Mirand v. City of New York, 84 N.Y.2d 44, 49 (1994). So while a school may not be liable for every injury caused by a student, it will be liable if the injury was the result of inadequate supervision. What’s more, since Xavier’s is a residential school, this duty is basically continuous, because “Ordinarily, the duty of care imposed on a school district, and in this case a private school, terminates upon a student’s release from their physical custody.” David XX v. Saint Catherine’s Center for Children, 699 N.Y.S.2d 827, 830 (App. Div. 1999).
So the school’s liability will ultimately come down to whether the teachers and staff acted reasonably and whether the injury was foreseeable. If the teachers follow all the right protocols but a superpowered delinquent blows up the school, well, that’s tough. Similarly, a random attack by evil mutants may be unforeseeable, so it doesn’t really matter whether the school took reasonable precautions to protect the students from such an attack or not.
II. Personal Liability
“A school district, like any other employer, may be held vicariously liable under the doctrine of respondeat superior for a tort committed by an employee in the course of the performance of the employee’s duties.” Mary KK v. Jack LL, 611 N.Y.S.2d 347, 348 (App. Div. 1994). Of course, the employee is also still liable (and the employer can turn around and seek compensation from the employee for any damages the employer has to pay out), but most plaintiffs prefer to sue the party with deeper pockets.
But as the quote suggests, the employer is only liable under certain circumstances. As the Mary KK court said, “What constitutes the scope of employment is generally a jury question, but” there are some guidelines. “An act falls within the scope of an employee’s duties when the employee is doing his master’s work, no matter how irregularly, or with what disregard of instructions. On the other hand, there is no respondeat superior liability for torts committed for personal motives unrelated to the furtherance of the employer’s business.” Murray v. Watervliet City School Dist., 515 N.Y.S.2d 150, 152 (App. Div. 1987). More specifically, courts and juries look at factors such as:
the connection between the time, place and occasion for the act; the history of the relationship between employer and employee as spelled out in actual practice; whether the act is one commonly done by such an employee; the extent of departure from normal methods of performance; and whether the specific act was one that the employer could reasonably have anticipated
Riviello v. Waldron, 47 N.Y.2d 297, 303 (1979). Sometimes the school might be vicariously liable, but it won’t be liable for the actions of “rogue” (no pun intended) employees.
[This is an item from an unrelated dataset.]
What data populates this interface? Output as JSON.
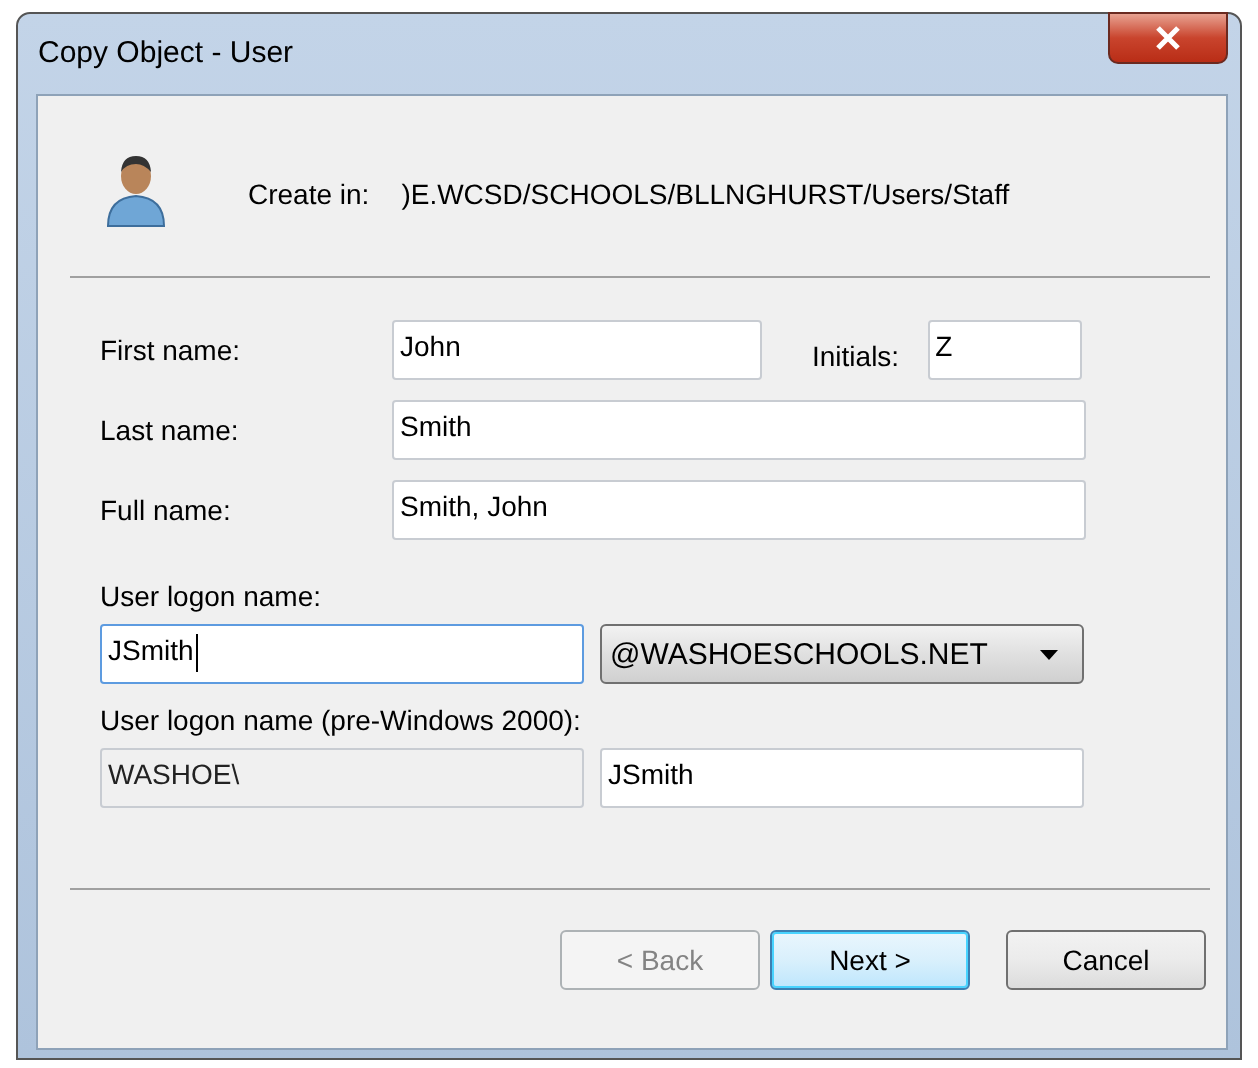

We certainly hope Xavier’s has a serious insurance policy (or three). Not only could it be sued, but it’s a magnet for serious injuries. Waivers can help for voluntary activities, but not there are limits to what can be waived. Of course, if the school goes beyond negligence and into the realm of gross negligence or intentional misconduct then its insurer may not cover it at all.